Interface dataset entries

_ _ _

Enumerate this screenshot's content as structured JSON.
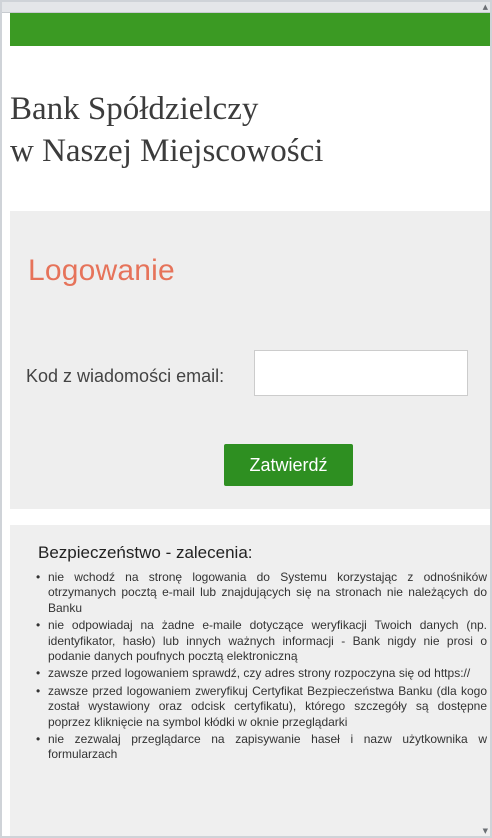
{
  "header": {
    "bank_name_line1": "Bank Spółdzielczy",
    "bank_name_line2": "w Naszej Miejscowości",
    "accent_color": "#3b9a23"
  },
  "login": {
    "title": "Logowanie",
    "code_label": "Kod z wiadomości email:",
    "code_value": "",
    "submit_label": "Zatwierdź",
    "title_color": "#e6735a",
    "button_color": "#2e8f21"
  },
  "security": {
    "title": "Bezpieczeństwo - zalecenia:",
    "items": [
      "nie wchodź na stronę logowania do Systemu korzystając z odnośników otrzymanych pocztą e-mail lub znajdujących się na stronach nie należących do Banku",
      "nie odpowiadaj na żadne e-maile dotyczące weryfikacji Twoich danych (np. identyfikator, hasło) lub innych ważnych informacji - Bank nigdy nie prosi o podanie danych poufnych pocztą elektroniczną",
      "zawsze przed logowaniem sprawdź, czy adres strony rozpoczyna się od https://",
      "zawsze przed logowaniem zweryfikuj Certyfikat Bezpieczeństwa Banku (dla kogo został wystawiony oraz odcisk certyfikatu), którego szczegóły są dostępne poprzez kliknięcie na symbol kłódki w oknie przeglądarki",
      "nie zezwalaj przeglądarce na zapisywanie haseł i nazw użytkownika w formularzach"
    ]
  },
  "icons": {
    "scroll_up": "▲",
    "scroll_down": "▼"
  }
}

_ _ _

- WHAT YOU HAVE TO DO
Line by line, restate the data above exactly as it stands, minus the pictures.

- FINAL ANSWER
Enumerate this screenshot's content as structured JSON.
{
  "header": {
    "bank_name_line1": "Bank Spółdzielczy",
    "bank_name_line2": "w Naszej Miejscowości",
    "accent_color": "#3b9a23"
  },
  "login": {
    "title": "Logowanie",
    "code_label": "Kod z wiadomości email:",
    "code_value": "",
    "submit_label": "Zatwierdź",
    "title_color": "#e6735a",
    "button_color": "#2e8f21"
  },
  "security": {
    "title": "Bezpieczeństwo - zalecenia:",
    "items": [
      "nie wchodź na stronę logowania do Systemu korzystając z odnośników otrzymanych pocztą e-mail lub znajdujących się na stronach nie należących do Banku",
      "nie odpowiadaj na żadne e-maile dotyczące weryfikacji Twoich danych (np. identyfikator, hasło) lub innych ważnych informacji - Bank nigdy nie prosi o podanie danych poufnych pocztą elektroniczną",
      "zawsze przed logowaniem sprawdź, czy adres strony rozpoczyna się od https://",
      "zawsze przed logowaniem zweryfikuj Certyfikat Bezpieczeństwa Banku (dla kogo został wystawiony oraz odcisk certyfikatu), którego szczegóły są dostępne poprzez kliknięcie na symbol kłódki w oknie przeglądarki",
      "nie zezwalaj przeglądarce na zapisywanie haseł i nazw użytkownika w formularzach"
    ]
  },
  "icons": {
    "scroll_up": "▲",
    "scroll_down": "▼"
  }
}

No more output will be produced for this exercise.